The Washington Township man suspected in a series of late-night explosions in the Slate Belt used a drone to drop explosives on his ex-girlfriend’s property, a federal prosecutor said Monday in court.
Jason Muzzicato was hit earlier this month with additional charges related to the discovery of firearms and improvised explosive devices at his home in Washington Township and his Bangor business. One count for flying a drone not registered with the Federal Aviation Administration was among the new charges.
At Muzzicato’s arraignment Monday in federal court in Allentown, Assistant U.S. Attorney John Gallagher said the alleged use of a drone to drop explosive devices on his exgirlfriend’s home warrants Muzzicato’s continued confinement. U.S. Magistrate Judge Henry S. Perkin granted the government’s request , defense attorney John Waldron said.
Waldron said his client denied using the drone to drop explosives.

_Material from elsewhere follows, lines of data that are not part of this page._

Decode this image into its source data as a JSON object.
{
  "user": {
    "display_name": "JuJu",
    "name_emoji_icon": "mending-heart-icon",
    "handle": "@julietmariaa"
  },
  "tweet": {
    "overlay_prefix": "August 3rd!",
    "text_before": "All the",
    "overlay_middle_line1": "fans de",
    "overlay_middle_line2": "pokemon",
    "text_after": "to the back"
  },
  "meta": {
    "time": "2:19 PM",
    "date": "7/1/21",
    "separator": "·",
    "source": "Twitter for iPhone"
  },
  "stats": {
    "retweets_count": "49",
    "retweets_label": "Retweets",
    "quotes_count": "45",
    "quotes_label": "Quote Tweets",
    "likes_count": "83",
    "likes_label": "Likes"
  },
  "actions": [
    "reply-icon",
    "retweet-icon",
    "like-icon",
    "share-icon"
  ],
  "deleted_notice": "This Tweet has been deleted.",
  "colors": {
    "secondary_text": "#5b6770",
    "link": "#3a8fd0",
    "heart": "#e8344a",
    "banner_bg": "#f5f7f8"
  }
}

“We don’t have any conclusive evidence and when my client was interviewed by the FBI he denied that,” Waldron said.
Waldron said the mobile devices used to control Muzzicato’s drone were taken by the FBI for analysis, including determining when and where the drone was flown.
A Nov. 4 trial is scheduled, although Waldron said it’s possible that the case could be resolved before then.
Muzzicato, 44, also is charged with possession of 10 firearms while subject to a protection from abuse order, possession of the guns while he was using methamphetamines and possession of illegal improvised explosive devices.
FBI agents and local police searched Muzzicato’s home on Flicksville Road in Washington Township and business June 7 looking for “destructive devices,” according to court records. Prosecutors say the devices connect Muzzicato to a series of explosions that had unnerved residents since late March. Most of the explosions happened in the southern part of the township and did not cause injuries or damage. Several unexploded devices were also recovered.
Prosecutors said at Muzzicato’s first court appearance in June that he was under the influence of meth when he was arrested and that made him a threat to the community.
“It’s hard to conjure up a more deadly or dangerous combination than firearms, explosives and methamphetamine,” Gallagher said.
Muzzicato, who owns Bangor Motor Works, has been in jail since June.
Court records show that Muzzicato was involved in a dispute with an ex-girlfriend, with each granted a protection from abuse petition against the other in 2017. The woman told a Northampton County judge that Muzzicato did something to shatter her car window as she passed him on the road last December, an accusation that didn’t stick for lack of evidence.
Court records also said residents in the area complained that someone had been vandalizing vehicles and causing road hazards by dropping nails and fluids on Bangor-area streets. An examination of Muzzicato’s vehicle showed it had been modified with dashboard switches to operate devices that could release nails, ball bearings and fluids, including paint thinner, that could damage vehicles, court records said.
A federal prosecutor said Jason Muzzicato of Washington Twp. used a drone to drop explosive devices on ex-girlfriend’s property.